Most homeowners value luxury in their residences, therefore it comes as no surprise that the trend for building high-specification homes has resulted in many developers and owners installing lifts. A home with a lift (or two) helps it stand out from the crowd, propelling a property into a highly- desirable ‘must-have’ category.
Houses come in all shapes and sizes – as do lifts for the home. For houses with two or more floors and generously-proportioned internal space, a domestic platform lift should be the most suitable solution. With a footprint that meets regulations to ensure it can accommodate up to four people or a wheelchair user, this type of passenger lift is capable of serving the occupants of a large house over an extended period.

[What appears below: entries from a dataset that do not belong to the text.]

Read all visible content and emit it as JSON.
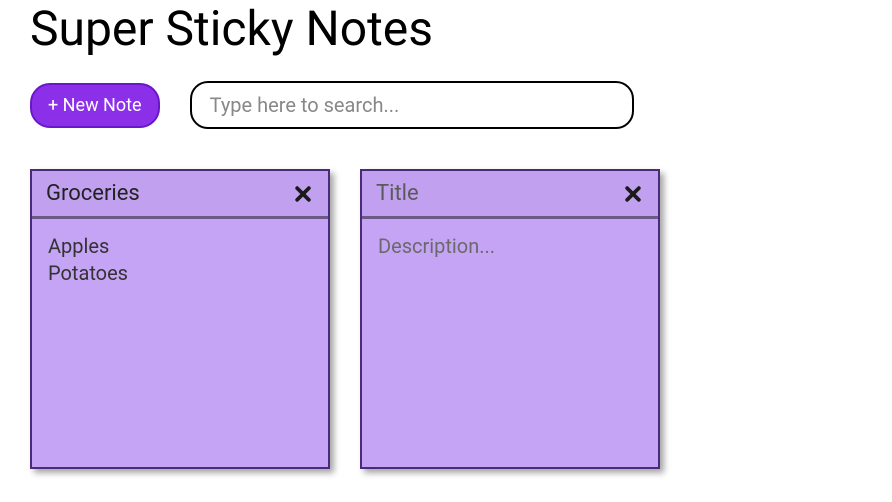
{
  "app": {
    "title": "Super Sticky Notes"
  },
  "controls": {
    "new_note_label": "+ New Note",
    "search_placeholder": "Type here to search...",
    "search_value": ""
  },
  "notes": [
    {
      "title_value": "Groceries",
      "title_placeholder": "Title",
      "close_icon": "close-icon",
      "body_value": "Apples\nPotatoes",
      "body_placeholder": "Description..."
    },
    {
      "title_value": "",
      "title_placeholder": "Title",
      "close_icon": "close-icon",
      "body_value": "",
      "body_placeholder": "Description..."
    }
  ],
  "colors": {
    "note_bg": "#c6a4f5",
    "note_border": "#4a2b7a",
    "btn_bg": "#8c2fe8"
  }
}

The addition of a platform lift into a private dwelling has a number of considerations and costs. In a new dwelling these can all be part of the architect’s plans and building work, and therefore costed as part of the whole project. Platform lifts need a level entry so may require a shallow pit at ground level. Adequate space on each landing should be provided too.

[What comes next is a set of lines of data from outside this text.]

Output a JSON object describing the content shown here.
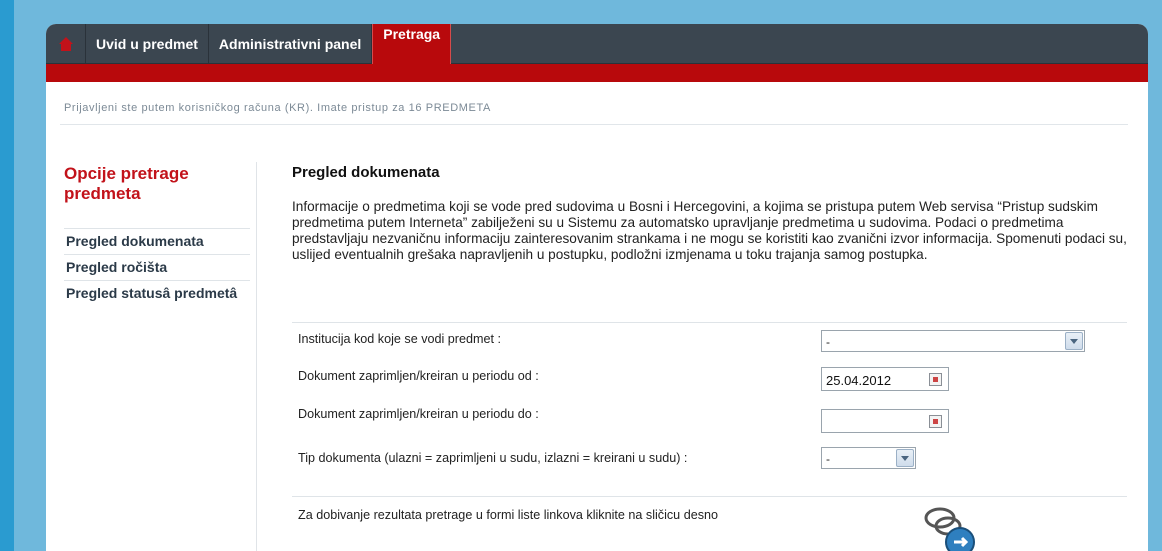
{
  "nav": {
    "home_icon": "home-icon",
    "items": [
      "Uvid u predmet",
      "Administrativni panel"
    ],
    "active": "Pretraga"
  },
  "login_info": "Prijavljeni ste putem korisničkog računa (KR). Imate pristup za 16 PREDMETA",
  "sidebar": {
    "title": "Opcije pretrage predmeta",
    "links": [
      "Pregled dokumenata",
      "Pregled ročišta",
      "Pregled statusâ predmetâ"
    ]
  },
  "main": {
    "title": "Pregled dokumenata",
    "description": "Informacije o predmetima koji se vode pred sudovima u Bosni i Hercegovini, a kojima se pristupa putem Web servisa “Pristup sudskim predmetima putem Interneta” zabilježeni su u Sistemu za automatsko upravljanje predmetima u sudovima. Podaci o predmetima predstavljaju nezvaničnu informaciju zainteresovanim strankama i ne mogu se koristiti kao zvanični izvor informacija. Spomenuti podaci su, uslijed eventualnih grešaka napravljenih u postupku, podložni izmjenama u toku trajanja samog postupka."
  },
  "form": {
    "institution_label": "Institucija kod koje se vodi predmet :",
    "institution_value": "-",
    "date_from_label": "Dokument zaprimljen/kreiran u periodu od :",
    "date_from_value": "25.04.2012",
    "date_to_label": "Dokument zaprimljen/kreiran u periodu do :",
    "date_to_value": "",
    "doc_type_label": "Tip dokumenta (ulazni = zaprimljeni u sudu, izlazni = kreirani u sudu) :",
    "doc_type_value": "-",
    "hint": "Za dobivanje rezultata pretrage u formi liste linkova kliknite na sličicu desno"
  },
  "colors": {
    "accent": "#b8090c",
    "nav": "#3b4650",
    "title_red": "#c2121a"
  }
}
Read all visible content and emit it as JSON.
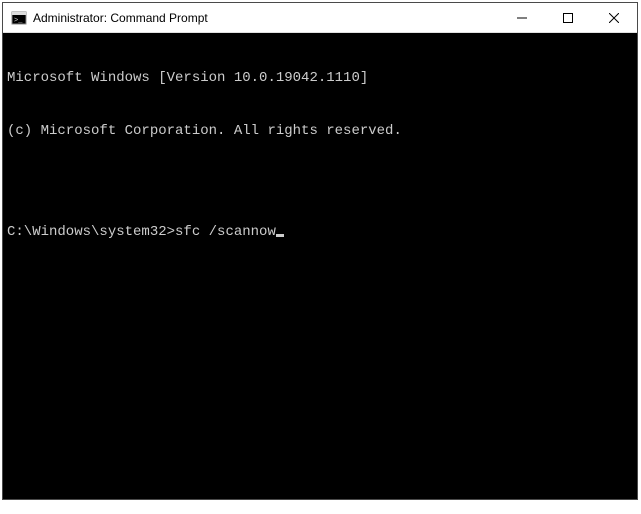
{
  "window": {
    "title": "Administrator: Command Prompt"
  },
  "terminal": {
    "line1": "Microsoft Windows [Version 10.0.19042.1110]",
    "line2": "(c) Microsoft Corporation. All rights reserved.",
    "prompt": "C:\\Windows\\system32>",
    "command": "sfc /scannow"
  }
}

Platform lifts can be supplied in a wealth of designs – automatic single opening door, sliding doors (for a more conventional passenger lift appearance), or even with doors to match a house interior. Entrances can be single or multiple, giving flexibility on each landing and the operating shaft can be purpose-built, structure-supported, glass or clad. The lift finishes can also be matched to the interior of the dwelling.
In an existing dwelling, there are four clear stages to a project: surveying the site to produce plans, the builder’s work, the lift installation and the internal decoration.
Stannah’s Midilift range of platform lifts meet the requirements of BS 8300:2001 and are designed to give specifiers a wealth of options to meet every technical and aesthetic requirement.
Choice for smaller homes
When the lift requires only two stops, a simpler, through-the-floor lift can provide a perfect solution. Installed very simply, with no shaft required, these types of lifts have a small footprint for just two standing passengers and can fit discreetly into the corner of a room. This makes the location of the lift quite flexible.
Installing a through-the-floor lift requires minimal builder’s work, and within just a few days, the lift is installed and ready to use. Discreet and occupying minimum space, these products provide quick access over two floors.
At Stannah, our through-the-floor Salise lift, which meets the requirements of BS 5900:2012, has proven to be a popular choice in smaller homes.
The trend for the convenience of a lift in luxury homes doesn’t end there. The fashionable town house with multiple floors and unconventional layouts may mean bringing the groceries home (or having them delivered) could involve many flights of stairs. That’s why high-end developers and city conversions are building in a small service lift to take the strain. It’s certainly not a new phenomenon, as grand Victorian homes often had a pulley lift or ‘dumbwaiter’ in a wooden shaft that assisted the below-stairs staff with service in the formal dining room.
In grand home refurbishments, the addition of a small service lift adds both convenience and value to a property – and a little grandeur too.
Stannah’s Microlift dumb waiter has been frequently specified in these settings. Supplied in its own small shaft and able to travel 30 m, with up to three entrances available on each level, the Microlift helps to provide an extra pair of safe hands in a busy home.